Psalm 31 also highlights God’s faithfulness. Despite the conflicts of life, the Psalmist proclaims that our times our in God’s hands. God sustains us as we travel through the valley of the shadow of death and God will meet us on the other side.
Philippians 2:5-11 is, according to many scholars, one of the earliest Christological hymns. Whether initially from Paul’s hand or from another early Christian author, Paul’s use of passage implicitly contrasts Christ and Caesar, and two very different visions of power and success. Both are rulers, but one rules by coercion, while the other rules by love. Caesar is exalted above us; Christ is one of us. Bowing before Caesar is motivated by fear; bowing before Christ is motivated by love. Jesus’ power is relational and inspirational; Caesar’s power excludes, dominates, and depresses all but the chosen few. Surely, Paul’s Philippian readers would have known which path to follow to be faithful to the way of Jesus and God’s vision for their community.
There is an implicit theological and soteriological universalism in Philippians 2. Every knee bows from love – the key word is “every.” Could this mean that eventually everyone will experience God’s love first hand? Could this mean that despite our infidelity eventually we will experience grace, inspiring us to say “yes” to God’s love? Surely this is the implication of Philippians 2 and Jesus’ pronouncement on the cross, “Father, forgive them.” Jesus’ amazing forgiveness opens the door for every lost child, regardless of her or his past infidelities. Sin is real, but grace is greater. We can turn away from God’s vision and suffer the consequences of our decisions, but God will not turn away from us.
Like ourselves, the characters in Luke’s passion are flesh and blood decision-makers. They are agents in condemning Jesus, not characters in a previously written script. Jesus is also an agent: at every step of the way, making decisions, feeling the pain of abandonment, and experiencing the emotional, spiritual, and physical agony of torture.
To make sense to twenty-first century people, Palm/Passion Sunday must be seen as a contemporary event, revealed in the machinations of political and religious leaders. In this era in which some collapse religion and politics to advocate immoral treatment of immigrants and xenophobic public policies, the message of Holy Week takes a very different path. (For example, Baptist pastor Robert Jeffress conflates heaven and building a border wall, implying a relationship between those excluded from heaven, and those excluded from our nation.

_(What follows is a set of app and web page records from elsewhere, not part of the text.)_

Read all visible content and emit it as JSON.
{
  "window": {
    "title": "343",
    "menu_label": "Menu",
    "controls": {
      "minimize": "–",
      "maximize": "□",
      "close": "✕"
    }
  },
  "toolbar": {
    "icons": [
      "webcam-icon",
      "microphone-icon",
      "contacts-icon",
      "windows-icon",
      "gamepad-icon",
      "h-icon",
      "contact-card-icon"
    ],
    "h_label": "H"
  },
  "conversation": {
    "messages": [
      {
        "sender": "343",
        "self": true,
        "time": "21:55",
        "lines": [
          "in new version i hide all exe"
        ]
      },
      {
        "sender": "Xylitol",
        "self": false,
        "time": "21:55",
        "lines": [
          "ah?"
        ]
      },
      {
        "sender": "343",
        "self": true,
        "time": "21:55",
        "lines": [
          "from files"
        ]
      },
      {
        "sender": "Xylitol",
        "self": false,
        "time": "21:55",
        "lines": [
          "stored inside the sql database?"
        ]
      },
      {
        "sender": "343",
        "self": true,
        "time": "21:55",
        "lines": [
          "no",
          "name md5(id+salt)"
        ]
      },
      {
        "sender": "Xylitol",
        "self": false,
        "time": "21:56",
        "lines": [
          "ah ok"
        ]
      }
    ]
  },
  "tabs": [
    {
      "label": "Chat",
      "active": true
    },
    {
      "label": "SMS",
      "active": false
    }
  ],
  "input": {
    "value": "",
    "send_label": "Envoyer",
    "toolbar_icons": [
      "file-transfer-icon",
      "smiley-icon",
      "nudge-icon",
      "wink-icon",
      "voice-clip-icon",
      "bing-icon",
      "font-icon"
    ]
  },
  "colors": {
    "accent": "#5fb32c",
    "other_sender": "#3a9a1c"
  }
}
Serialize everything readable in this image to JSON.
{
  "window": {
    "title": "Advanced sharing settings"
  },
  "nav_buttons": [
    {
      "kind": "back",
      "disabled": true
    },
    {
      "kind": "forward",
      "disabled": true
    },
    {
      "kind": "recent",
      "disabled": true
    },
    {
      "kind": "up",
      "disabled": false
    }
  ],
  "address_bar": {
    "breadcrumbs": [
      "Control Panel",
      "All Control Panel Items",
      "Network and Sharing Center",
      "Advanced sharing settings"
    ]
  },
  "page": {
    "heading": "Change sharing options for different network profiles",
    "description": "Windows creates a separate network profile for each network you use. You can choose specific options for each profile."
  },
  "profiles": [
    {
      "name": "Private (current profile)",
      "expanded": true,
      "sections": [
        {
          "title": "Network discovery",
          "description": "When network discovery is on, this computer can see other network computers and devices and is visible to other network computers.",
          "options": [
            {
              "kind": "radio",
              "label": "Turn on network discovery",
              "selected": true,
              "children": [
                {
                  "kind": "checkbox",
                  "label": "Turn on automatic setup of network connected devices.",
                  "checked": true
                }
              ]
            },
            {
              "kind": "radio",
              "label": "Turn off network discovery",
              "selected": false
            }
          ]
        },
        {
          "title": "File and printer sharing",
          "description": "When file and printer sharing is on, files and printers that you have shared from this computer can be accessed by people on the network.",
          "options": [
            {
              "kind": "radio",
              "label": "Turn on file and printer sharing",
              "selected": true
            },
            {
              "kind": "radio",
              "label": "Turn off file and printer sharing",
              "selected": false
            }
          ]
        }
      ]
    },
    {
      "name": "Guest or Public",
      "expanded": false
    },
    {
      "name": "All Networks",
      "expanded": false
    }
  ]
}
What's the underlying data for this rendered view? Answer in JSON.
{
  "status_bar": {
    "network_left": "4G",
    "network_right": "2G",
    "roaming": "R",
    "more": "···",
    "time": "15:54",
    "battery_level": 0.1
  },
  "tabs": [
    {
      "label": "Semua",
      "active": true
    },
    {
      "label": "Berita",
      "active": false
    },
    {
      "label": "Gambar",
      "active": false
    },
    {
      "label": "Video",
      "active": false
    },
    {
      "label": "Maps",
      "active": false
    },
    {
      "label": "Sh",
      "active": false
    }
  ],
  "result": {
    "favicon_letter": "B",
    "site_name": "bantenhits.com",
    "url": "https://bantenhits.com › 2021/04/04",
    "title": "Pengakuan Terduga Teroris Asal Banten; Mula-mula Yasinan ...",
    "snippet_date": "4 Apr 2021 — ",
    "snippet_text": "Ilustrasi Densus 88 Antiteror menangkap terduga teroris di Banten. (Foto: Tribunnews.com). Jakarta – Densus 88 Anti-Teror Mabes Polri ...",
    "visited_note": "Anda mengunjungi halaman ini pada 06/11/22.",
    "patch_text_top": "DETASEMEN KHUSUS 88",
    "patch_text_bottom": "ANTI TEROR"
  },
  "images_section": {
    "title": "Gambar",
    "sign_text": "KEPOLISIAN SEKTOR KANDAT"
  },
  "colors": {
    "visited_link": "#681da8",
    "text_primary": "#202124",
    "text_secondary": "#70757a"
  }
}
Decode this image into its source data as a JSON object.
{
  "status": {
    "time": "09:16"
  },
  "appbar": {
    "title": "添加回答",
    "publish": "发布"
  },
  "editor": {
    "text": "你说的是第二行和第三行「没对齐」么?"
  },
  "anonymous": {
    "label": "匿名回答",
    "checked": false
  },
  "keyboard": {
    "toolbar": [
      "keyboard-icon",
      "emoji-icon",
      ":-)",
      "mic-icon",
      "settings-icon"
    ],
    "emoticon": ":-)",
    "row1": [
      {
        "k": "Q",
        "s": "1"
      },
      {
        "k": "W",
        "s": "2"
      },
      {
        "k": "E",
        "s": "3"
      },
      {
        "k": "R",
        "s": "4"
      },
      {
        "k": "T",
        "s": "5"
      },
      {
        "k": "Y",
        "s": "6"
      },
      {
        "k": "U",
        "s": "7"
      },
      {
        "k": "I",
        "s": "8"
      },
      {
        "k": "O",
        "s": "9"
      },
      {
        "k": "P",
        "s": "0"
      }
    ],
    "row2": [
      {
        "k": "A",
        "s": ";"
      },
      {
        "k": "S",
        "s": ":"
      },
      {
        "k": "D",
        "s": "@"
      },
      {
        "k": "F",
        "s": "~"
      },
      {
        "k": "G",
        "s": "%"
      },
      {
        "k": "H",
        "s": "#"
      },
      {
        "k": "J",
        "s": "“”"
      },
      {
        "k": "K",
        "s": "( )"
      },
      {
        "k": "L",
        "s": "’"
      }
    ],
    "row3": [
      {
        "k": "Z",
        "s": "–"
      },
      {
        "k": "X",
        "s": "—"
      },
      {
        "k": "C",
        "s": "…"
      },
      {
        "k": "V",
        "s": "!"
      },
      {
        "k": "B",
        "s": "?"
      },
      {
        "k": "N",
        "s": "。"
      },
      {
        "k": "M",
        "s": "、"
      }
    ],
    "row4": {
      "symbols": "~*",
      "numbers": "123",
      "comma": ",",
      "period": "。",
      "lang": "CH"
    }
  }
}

The hymn, “Were you there when they crucified my Lord?” refers to our current situation. We are both faithful and fickle. We are committed yet turn our back on our ideals and God’s dream for humankind and the Earth, as individuals and as a nation. We feel courage, yet are overcome by fear. Still, there is hope in our ambivalence and weakness; God does not abandon us even when we abandon God. God persistently and providentially provides pathways toward wholeness, and like a holistic physician uses every means to bring us to wholeness, regardless of our past. We were there at the Cross and Palm Sunday; and we are here on Easter, living the resurrection and transformation God envisions for us. Through it all, we can proclaim with Psalm 118, “this is the day that God has made and we will rejoice and be glad in it.”
Bruce Epperly is a pastor, professor, and author of over fifty books, including “Spiritual Decluttering: 40 Days of Spiritual Transformation and Planetary Healing,” “Become Fire: Guideposts for Interspiritual Pilgrims,” “The Mystic in You: Finding a God-filled World,” and “One World: The Lord’s Prayer from a Process Perspective.”